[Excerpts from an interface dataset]
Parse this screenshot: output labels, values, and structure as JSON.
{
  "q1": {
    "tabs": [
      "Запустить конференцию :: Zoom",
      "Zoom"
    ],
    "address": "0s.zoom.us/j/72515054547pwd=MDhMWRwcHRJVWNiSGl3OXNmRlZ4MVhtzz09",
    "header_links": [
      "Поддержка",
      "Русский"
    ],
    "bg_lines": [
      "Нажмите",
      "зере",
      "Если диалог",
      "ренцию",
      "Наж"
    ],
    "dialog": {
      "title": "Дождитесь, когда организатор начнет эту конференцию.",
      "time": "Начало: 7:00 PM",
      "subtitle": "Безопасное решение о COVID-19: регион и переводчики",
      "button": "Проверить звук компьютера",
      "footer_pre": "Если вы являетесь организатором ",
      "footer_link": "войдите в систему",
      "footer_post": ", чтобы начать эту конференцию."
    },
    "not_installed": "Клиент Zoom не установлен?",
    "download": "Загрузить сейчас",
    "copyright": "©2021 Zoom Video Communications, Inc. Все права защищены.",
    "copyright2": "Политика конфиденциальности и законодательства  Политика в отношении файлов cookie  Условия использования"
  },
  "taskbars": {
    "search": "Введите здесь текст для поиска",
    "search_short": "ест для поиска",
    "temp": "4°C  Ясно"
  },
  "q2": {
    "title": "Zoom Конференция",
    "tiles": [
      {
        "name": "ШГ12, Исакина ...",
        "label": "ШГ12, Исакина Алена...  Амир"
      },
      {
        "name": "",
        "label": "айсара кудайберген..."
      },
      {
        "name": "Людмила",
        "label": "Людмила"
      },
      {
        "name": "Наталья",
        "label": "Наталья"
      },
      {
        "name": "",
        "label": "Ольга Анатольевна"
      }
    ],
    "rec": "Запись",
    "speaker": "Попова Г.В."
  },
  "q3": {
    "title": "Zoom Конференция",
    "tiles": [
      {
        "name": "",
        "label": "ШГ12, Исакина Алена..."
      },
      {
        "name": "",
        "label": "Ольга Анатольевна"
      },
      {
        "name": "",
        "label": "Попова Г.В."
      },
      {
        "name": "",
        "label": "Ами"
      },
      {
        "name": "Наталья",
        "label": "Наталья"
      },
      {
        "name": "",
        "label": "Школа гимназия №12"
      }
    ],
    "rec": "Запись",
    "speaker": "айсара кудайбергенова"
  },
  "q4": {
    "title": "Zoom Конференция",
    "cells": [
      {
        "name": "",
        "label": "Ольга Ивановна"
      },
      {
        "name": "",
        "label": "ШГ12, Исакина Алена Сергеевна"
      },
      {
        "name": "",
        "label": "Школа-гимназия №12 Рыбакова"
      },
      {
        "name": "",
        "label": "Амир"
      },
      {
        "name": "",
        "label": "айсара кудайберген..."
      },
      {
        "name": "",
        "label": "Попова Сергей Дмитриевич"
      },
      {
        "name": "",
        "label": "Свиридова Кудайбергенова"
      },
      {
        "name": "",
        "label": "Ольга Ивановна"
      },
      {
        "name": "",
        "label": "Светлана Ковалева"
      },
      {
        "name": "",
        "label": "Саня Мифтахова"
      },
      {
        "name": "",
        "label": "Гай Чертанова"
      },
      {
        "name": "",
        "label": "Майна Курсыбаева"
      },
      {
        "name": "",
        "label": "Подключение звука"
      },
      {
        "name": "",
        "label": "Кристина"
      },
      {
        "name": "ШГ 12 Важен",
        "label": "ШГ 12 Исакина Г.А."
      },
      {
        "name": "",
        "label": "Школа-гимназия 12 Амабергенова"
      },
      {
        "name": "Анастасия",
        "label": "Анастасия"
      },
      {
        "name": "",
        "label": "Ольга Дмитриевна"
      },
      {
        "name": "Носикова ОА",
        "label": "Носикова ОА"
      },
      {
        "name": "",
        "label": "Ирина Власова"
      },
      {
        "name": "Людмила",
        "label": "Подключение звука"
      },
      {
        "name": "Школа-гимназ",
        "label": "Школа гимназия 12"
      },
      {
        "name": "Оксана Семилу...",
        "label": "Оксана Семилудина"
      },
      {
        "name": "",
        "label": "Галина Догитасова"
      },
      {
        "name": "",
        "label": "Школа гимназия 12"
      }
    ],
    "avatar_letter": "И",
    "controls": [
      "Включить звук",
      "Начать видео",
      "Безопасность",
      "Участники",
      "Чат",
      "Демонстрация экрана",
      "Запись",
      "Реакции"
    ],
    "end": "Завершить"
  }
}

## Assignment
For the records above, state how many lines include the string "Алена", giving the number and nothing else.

## Result below
3